[Dataset entries]
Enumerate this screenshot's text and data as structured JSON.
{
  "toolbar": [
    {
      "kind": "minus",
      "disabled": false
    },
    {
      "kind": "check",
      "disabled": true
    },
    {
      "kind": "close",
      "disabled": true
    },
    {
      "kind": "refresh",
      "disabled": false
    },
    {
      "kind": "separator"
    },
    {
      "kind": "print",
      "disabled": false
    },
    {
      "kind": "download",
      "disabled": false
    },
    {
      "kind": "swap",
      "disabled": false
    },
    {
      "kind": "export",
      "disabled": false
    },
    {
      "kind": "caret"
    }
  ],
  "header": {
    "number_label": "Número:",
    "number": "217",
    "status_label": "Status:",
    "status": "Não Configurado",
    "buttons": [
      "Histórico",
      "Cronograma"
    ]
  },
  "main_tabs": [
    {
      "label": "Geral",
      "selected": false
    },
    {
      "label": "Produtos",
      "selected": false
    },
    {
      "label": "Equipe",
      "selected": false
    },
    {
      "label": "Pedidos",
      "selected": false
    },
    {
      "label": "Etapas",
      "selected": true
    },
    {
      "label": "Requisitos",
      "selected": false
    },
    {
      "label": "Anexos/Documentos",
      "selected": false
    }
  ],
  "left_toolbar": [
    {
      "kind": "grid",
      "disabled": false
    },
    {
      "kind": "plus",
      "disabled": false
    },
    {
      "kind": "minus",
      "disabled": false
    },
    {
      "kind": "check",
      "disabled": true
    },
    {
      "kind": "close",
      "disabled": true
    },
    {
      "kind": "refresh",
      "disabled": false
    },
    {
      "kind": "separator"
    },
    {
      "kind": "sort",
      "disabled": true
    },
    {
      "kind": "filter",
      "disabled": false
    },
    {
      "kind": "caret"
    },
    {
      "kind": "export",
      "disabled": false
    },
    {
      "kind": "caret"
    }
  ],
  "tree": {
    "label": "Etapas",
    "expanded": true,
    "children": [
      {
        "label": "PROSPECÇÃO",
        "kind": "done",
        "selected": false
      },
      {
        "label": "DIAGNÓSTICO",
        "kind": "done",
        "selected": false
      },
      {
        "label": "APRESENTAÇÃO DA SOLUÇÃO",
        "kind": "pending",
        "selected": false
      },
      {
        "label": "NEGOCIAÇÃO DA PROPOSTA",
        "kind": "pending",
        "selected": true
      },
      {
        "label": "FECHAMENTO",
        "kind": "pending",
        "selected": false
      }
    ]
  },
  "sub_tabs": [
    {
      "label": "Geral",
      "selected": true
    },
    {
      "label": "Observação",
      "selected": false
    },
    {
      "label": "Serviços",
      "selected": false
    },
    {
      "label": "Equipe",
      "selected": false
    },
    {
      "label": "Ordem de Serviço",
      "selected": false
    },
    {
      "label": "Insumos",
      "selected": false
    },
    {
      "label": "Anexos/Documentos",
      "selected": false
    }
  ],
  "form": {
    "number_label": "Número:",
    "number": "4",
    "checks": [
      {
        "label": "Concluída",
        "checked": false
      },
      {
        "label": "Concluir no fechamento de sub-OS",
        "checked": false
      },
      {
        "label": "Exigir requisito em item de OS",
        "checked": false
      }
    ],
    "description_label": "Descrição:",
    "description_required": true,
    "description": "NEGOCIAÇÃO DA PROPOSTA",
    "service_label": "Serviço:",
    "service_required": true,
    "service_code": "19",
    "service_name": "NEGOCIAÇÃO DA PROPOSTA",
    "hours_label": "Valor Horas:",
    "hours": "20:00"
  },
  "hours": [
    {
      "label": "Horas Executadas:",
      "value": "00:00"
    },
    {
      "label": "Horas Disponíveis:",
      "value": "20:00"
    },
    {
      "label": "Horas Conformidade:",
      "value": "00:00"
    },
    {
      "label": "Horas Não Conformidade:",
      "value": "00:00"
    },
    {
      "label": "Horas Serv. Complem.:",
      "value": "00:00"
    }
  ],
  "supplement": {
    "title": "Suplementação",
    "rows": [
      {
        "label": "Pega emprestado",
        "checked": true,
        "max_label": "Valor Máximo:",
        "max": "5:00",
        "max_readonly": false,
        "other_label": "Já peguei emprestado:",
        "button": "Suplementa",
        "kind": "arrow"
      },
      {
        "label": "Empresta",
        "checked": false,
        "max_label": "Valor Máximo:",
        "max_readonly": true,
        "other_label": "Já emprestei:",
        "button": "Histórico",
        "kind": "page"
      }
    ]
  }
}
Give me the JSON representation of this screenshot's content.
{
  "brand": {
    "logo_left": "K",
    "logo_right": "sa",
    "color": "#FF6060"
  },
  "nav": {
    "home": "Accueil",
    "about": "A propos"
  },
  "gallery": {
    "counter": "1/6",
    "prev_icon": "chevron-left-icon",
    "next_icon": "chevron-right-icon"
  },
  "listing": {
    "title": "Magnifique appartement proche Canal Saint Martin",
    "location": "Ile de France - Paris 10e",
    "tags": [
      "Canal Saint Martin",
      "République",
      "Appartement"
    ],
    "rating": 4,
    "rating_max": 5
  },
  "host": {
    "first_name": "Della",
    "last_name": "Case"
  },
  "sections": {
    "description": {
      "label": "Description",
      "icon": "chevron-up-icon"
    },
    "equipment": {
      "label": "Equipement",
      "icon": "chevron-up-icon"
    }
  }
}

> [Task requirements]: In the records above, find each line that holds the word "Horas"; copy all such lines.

> [Response box]:
    "hours_label": "Valor Horas:",
      "label": "Horas Executadas:",
      "label": "Horas Disponíveis:",
      "label": "Horas Conformidade:",
      "label": "Horas Não Conformidade:",
      "label": "Horas Serv. Complem.:",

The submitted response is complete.